Speaking at a banking conference last week, Deputy RBA Governor Brad Jones said it remained unclear what purpose a central bank digital currency (CBDC) – effectively the digital equivalent of notes – would serve for Australia.
“In terms of monetary economics, the introduction of a general purpose CBDC would be revolutionary,” said Jones.
“For centuries, physical cash has been the only source of central bank-issued money that households and non-financial businesses have had access to. Before crossing this Rubicon, a strong case of public interest should emerge first.
“On balance, we have yet to see that case made in Australia.”
A general purpose, or “retail,” CBDC would act as a standalone digital equivalent of notes that, like cash, could be held without interest and used to purchase goods and services.
The concept has become well known as the popularity of cryptocurrencies has grown, with countries including China testing their own CBDC.
Nigeria, on the other hand, has fully adopted a CBDC and is now restricting ATM withdrawals to push the country’s population to use its own digital currency.
Experts have warned that a retail CBDC at least fundamental restructuring the way our economy works by allowing ordinary Australians to completely bypass the banks.
Revolution in digital currency
Here’s the revolutionary part: a general purpose CBDC could make central banks like the RBA the intermediaries between people within an economy, rather than banks and payment platforms.
In his speech last week, Jones presented two extreme versions of currency in the future: one in which the RBA steps in with a CBDC and “displaces” other forms of money, vastly increasing the power of the central bank in the process; and another in which alternative forms of money – such as cryptocurrencies – proliferate as people grow more distrustful of traditional institutions and the current monetary system cannot keep up with the pace of change.
Jones also warned of currency substitution where locals stop using their own currency in favor of “a stablecoin or foreign CBDC”, which would “complicate conducting monetary policy and ensuring financial stability”.
A CBDC could prevent this scenario, but again, the RBA doesn’t think it’s a likely problem in Australia.

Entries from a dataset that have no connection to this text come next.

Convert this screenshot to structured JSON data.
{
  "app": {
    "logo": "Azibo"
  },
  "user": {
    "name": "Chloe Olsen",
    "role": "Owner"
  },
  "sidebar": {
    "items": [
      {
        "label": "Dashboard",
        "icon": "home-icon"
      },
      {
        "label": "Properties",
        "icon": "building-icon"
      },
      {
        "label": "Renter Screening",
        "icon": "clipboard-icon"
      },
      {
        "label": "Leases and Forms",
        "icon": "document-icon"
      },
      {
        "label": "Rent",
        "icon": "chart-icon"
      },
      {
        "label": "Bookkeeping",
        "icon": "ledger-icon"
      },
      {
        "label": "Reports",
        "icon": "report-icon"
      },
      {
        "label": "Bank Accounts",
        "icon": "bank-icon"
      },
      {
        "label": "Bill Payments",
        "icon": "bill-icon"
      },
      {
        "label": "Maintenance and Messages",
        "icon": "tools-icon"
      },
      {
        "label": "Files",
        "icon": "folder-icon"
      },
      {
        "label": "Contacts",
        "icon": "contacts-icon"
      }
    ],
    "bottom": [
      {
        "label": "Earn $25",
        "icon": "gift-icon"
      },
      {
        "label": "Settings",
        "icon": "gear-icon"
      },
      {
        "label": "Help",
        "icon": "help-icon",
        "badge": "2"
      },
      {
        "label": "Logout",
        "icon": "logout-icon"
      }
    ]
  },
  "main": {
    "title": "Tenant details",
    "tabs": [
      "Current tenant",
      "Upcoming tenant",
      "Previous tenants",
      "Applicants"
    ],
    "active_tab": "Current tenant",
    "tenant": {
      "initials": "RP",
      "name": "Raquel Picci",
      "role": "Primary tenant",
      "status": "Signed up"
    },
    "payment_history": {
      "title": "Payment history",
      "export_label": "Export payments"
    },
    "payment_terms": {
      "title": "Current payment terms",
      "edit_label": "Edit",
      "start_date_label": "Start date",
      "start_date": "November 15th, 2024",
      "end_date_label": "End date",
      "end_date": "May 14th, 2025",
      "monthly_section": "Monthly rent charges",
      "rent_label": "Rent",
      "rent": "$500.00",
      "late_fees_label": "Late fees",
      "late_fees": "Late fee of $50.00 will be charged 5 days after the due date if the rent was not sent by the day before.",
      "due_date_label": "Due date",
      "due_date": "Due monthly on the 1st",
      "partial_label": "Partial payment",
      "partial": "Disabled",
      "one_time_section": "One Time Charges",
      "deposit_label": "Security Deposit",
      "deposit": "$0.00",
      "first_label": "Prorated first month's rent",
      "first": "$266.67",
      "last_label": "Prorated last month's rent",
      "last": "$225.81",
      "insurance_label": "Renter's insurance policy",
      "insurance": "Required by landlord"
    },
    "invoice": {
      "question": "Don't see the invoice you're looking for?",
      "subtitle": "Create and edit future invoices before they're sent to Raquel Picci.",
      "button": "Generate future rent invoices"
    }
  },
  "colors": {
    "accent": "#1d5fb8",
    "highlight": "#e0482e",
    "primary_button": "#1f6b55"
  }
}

Currency substitution was a very real concern when Facebook announced this ill-fated cryptocurrency project Libra.
Facebook tried to use its massive user base to bypass traditional payment systems until regulators around the world stepped in to help knock it back down.

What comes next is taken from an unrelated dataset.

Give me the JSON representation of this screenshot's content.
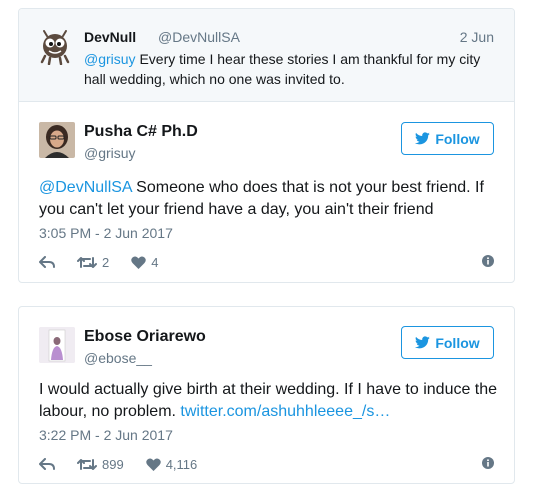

Libra was reportedly intended to solve some of the problems that Jones and the RBA recognize a CBDC could solve, namely a lack of access to banks and financial institutions, which are not problems Australians have.

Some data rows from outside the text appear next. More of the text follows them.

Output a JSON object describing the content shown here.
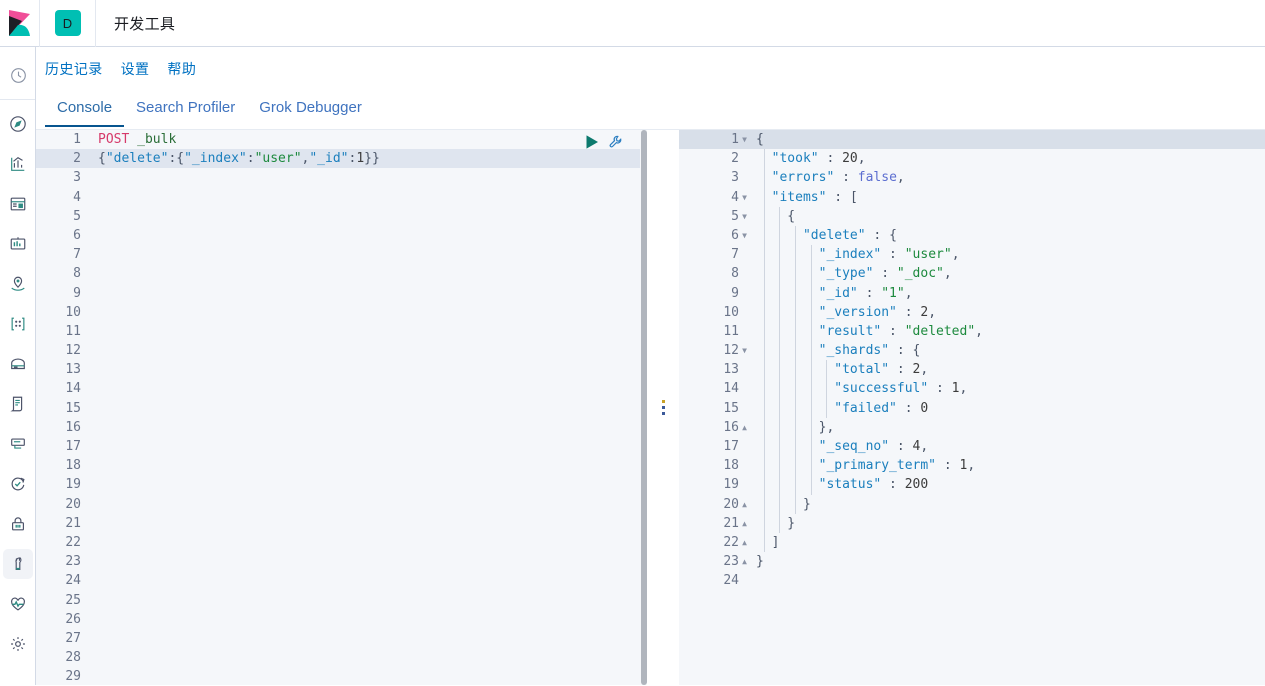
{
  "header": {
    "logo_icon": "kibana-logo",
    "app_badge": "D",
    "title": "开发工具"
  },
  "sidebar": {
    "items": [
      {
        "icon": "clock-icon",
        "name": "recently-viewed",
        "active": false
      },
      {
        "icon": "compass-icon",
        "name": "discover",
        "active": false
      },
      {
        "icon": "visualize-icon",
        "name": "visualize",
        "active": false
      },
      {
        "icon": "dashboard-icon",
        "name": "dashboard",
        "active": false
      },
      {
        "icon": "canvas-icon",
        "name": "canvas",
        "active": false
      },
      {
        "icon": "maps-icon",
        "name": "maps",
        "active": false
      },
      {
        "icon": "machine-learning-icon",
        "name": "machine-learning",
        "active": false
      },
      {
        "icon": "infrastructure-icon",
        "name": "infrastructure",
        "active": false
      },
      {
        "icon": "logs-icon",
        "name": "logs",
        "active": false
      },
      {
        "icon": "apm-icon",
        "name": "apm",
        "active": false
      },
      {
        "icon": "uptime-icon",
        "name": "uptime",
        "active": false
      },
      {
        "icon": "lock-icon",
        "name": "siem",
        "active": false
      },
      {
        "icon": "wrench-icon",
        "name": "dev-tools",
        "active": true
      },
      {
        "icon": "heartbeat-icon",
        "name": "monitoring",
        "active": false
      },
      {
        "icon": "gear-icon",
        "name": "management",
        "active": false
      }
    ]
  },
  "console": {
    "menu": [
      {
        "label": "历史记录",
        "name": "history-link"
      },
      {
        "label": "设置",
        "name": "settings-link"
      },
      {
        "label": "帮助",
        "name": "help-link"
      }
    ],
    "tabs": [
      {
        "label": "Console",
        "name": "tab-console",
        "active": true
      },
      {
        "label": "Search Profiler",
        "name": "tab-search-profiler",
        "active": false
      },
      {
        "label": "Grok Debugger",
        "name": "tab-grok-debugger",
        "active": false
      }
    ]
  },
  "request_editor": {
    "active_line": 2,
    "total_lines": 29,
    "play_icon": "play-icon",
    "wrench_icon": "wrench-icon",
    "lines": [
      {
        "n": 1,
        "tokens": [
          {
            "t": "POST ",
            "c": "tk-method"
          },
          {
            "t": "_bulk",
            "c": "tk-url"
          }
        ]
      },
      {
        "n": 2,
        "tokens": [
          {
            "t": "{",
            "c": "tk-punct"
          },
          {
            "t": "\"delete\"",
            "c": "tk-key"
          },
          {
            "t": ":{",
            "c": "tk-punct"
          },
          {
            "t": "\"_index\"",
            "c": "tk-key"
          },
          {
            "t": ":",
            "c": "tk-punct"
          },
          {
            "t": "\"user\"",
            "c": "tk-str"
          },
          {
            "t": ",",
            "c": "tk-punct"
          },
          {
            "t": "\"_id\"",
            "c": "tk-key"
          },
          {
            "t": ":",
            "c": "tk-punct"
          },
          {
            "t": "1",
            "c": "tk-num"
          },
          {
            "t": "}}",
            "c": "tk-punct"
          }
        ]
      }
    ]
  },
  "response_editor": {
    "active_line": 1,
    "total_lines": 24,
    "lines": [
      {
        "n": 1,
        "fold": "down",
        "depth": 0,
        "tokens": [
          {
            "t": "{",
            "c": "tk-punct"
          }
        ]
      },
      {
        "n": 2,
        "fold": "",
        "depth": 1,
        "tokens": [
          {
            "t": "  \"took\"",
            "c": "tk-key"
          },
          {
            "t": " : ",
            "c": "tk-punct"
          },
          {
            "t": "20",
            "c": "tk-num"
          },
          {
            "t": ",",
            "c": "tk-punct"
          }
        ]
      },
      {
        "n": 3,
        "fold": "",
        "depth": 1,
        "tokens": [
          {
            "t": "  \"errors\"",
            "c": "tk-key"
          },
          {
            "t": " : ",
            "c": "tk-punct"
          },
          {
            "t": "false",
            "c": "tk-bool"
          },
          {
            "t": ",",
            "c": "tk-punct"
          }
        ]
      },
      {
        "n": 4,
        "fold": "down",
        "depth": 1,
        "tokens": [
          {
            "t": "  \"items\"",
            "c": "tk-key"
          },
          {
            "t": " : ",
            "c": "tk-punct"
          },
          {
            "t": "[",
            "c": "tk-punct"
          }
        ]
      },
      {
        "n": 5,
        "fold": "down",
        "depth": 2,
        "tokens": [
          {
            "t": "    {",
            "c": "tk-punct"
          }
        ]
      },
      {
        "n": 6,
        "fold": "down",
        "depth": 3,
        "tokens": [
          {
            "t": "      \"delete\"",
            "c": "tk-key"
          },
          {
            "t": " : ",
            "c": "tk-punct"
          },
          {
            "t": "{",
            "c": "tk-punct"
          }
        ]
      },
      {
        "n": 7,
        "fold": "",
        "depth": 4,
        "tokens": [
          {
            "t": "        \"_index\"",
            "c": "tk-key"
          },
          {
            "t": " : ",
            "c": "tk-punct"
          },
          {
            "t": "\"user\"",
            "c": "tk-str"
          },
          {
            "t": ",",
            "c": "tk-punct"
          }
        ]
      },
      {
        "n": 8,
        "fold": "",
        "depth": 4,
        "tokens": [
          {
            "t": "        \"_type\"",
            "c": "tk-key"
          },
          {
            "t": " : ",
            "c": "tk-punct"
          },
          {
            "t": "\"_doc\"",
            "c": "tk-str"
          },
          {
            "t": ",",
            "c": "tk-punct"
          }
        ]
      },
      {
        "n": 9,
        "fold": "",
        "depth": 4,
        "tokens": [
          {
            "t": "        \"_id\"",
            "c": "tk-key"
          },
          {
            "t": " : ",
            "c": "tk-punct"
          },
          {
            "t": "\"1\"",
            "c": "tk-str"
          },
          {
            "t": ",",
            "c": "tk-punct"
          }
        ]
      },
      {
        "n": 10,
        "fold": "",
        "depth": 4,
        "tokens": [
          {
            "t": "        \"_version\"",
            "c": "tk-key"
          },
          {
            "t": " : ",
            "c": "tk-punct"
          },
          {
            "t": "2",
            "c": "tk-num"
          },
          {
            "t": ",",
            "c": "tk-punct"
          }
        ]
      },
      {
        "n": 11,
        "fold": "",
        "depth": 4,
        "tokens": [
          {
            "t": "        \"result\"",
            "c": "tk-key"
          },
          {
            "t": " : ",
            "c": "tk-punct"
          },
          {
            "t": "\"deleted\"",
            "c": "tk-str"
          },
          {
            "t": ",",
            "c": "tk-punct"
          }
        ]
      },
      {
        "n": 12,
        "fold": "down",
        "depth": 4,
        "tokens": [
          {
            "t": "        \"_shards\"",
            "c": "tk-key"
          },
          {
            "t": " : ",
            "c": "tk-punct"
          },
          {
            "t": "{",
            "c": "tk-punct"
          }
        ]
      },
      {
        "n": 13,
        "fold": "",
        "depth": 5,
        "tokens": [
          {
            "t": "          \"total\"",
            "c": "tk-key"
          },
          {
            "t": " : ",
            "c": "tk-punct"
          },
          {
            "t": "2",
            "c": "tk-num"
          },
          {
            "t": ",",
            "c": "tk-punct"
          }
        ]
      },
      {
        "n": 14,
        "fold": "",
        "depth": 5,
        "tokens": [
          {
            "t": "          \"successful\"",
            "c": "tk-key"
          },
          {
            "t": " : ",
            "c": "tk-punct"
          },
          {
            "t": "1",
            "c": "tk-num"
          },
          {
            "t": ",",
            "c": "tk-punct"
          }
        ]
      },
      {
        "n": 15,
        "fold": "",
        "depth": 5,
        "tokens": [
          {
            "t": "          \"failed\"",
            "c": "tk-key"
          },
          {
            "t": " : ",
            "c": "tk-punct"
          },
          {
            "t": "0",
            "c": "tk-num"
          }
        ]
      },
      {
        "n": 16,
        "fold": "up",
        "depth": 4,
        "tokens": [
          {
            "t": "        },",
            "c": "tk-punct"
          }
        ]
      },
      {
        "n": 17,
        "fold": "",
        "depth": 4,
        "tokens": [
          {
            "t": "        \"_seq_no\"",
            "c": "tk-key"
          },
          {
            "t": " : ",
            "c": "tk-punct"
          },
          {
            "t": "4",
            "c": "tk-num"
          },
          {
            "t": ",",
            "c": "tk-punct"
          }
        ]
      },
      {
        "n": 18,
        "fold": "",
        "depth": 4,
        "tokens": [
          {
            "t": "        \"_primary_term\"",
            "c": "tk-key"
          },
          {
            "t": " : ",
            "c": "tk-punct"
          },
          {
            "t": "1",
            "c": "tk-num"
          },
          {
            "t": ",",
            "c": "tk-punct"
          }
        ]
      },
      {
        "n": 19,
        "fold": "",
        "depth": 4,
        "tokens": [
          {
            "t": "        \"status\"",
            "c": "tk-key"
          },
          {
            "t": " : ",
            "c": "tk-punct"
          },
          {
            "t": "200",
            "c": "tk-num"
          }
        ]
      },
      {
        "n": 20,
        "fold": "up",
        "depth": 3,
        "tokens": [
          {
            "t": "      }",
            "c": "tk-punct"
          }
        ]
      },
      {
        "n": 21,
        "fold": "up",
        "depth": 2,
        "tokens": [
          {
            "t": "    }",
            "c": "tk-punct"
          }
        ]
      },
      {
        "n": 22,
        "fold": "up",
        "depth": 1,
        "tokens": [
          {
            "t": "  ]",
            "c": "tk-punct"
          }
        ]
      },
      {
        "n": 23,
        "fold": "up",
        "depth": 0,
        "tokens": [
          {
            "t": "}",
            "c": "tk-punct"
          }
        ]
      },
      {
        "n": 24,
        "fold": "",
        "depth": 0,
        "tokens": []
      }
    ]
  },
  "colors": {
    "brand_teal": "#00bfb3",
    "brand_pink": "#f04e98",
    "link_blue": "#0071c2",
    "tab_active_underline": "#07558f",
    "editor_bg": "#f5f7fa",
    "active_line": "#dfe5ef"
  }
}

“In Australia, a very small proportion of households do not have access to banking and payment services, and it is not clear how a CBDC would bring them into the fold,” said Jones.
He concluded by suggesting that the RBA will facilitate a “more evolutionary than revolutionary” approach to digital currencies.
More than 140 entries have been submitted for the RBA’s CBDC pilot program which will begin in earnest next year.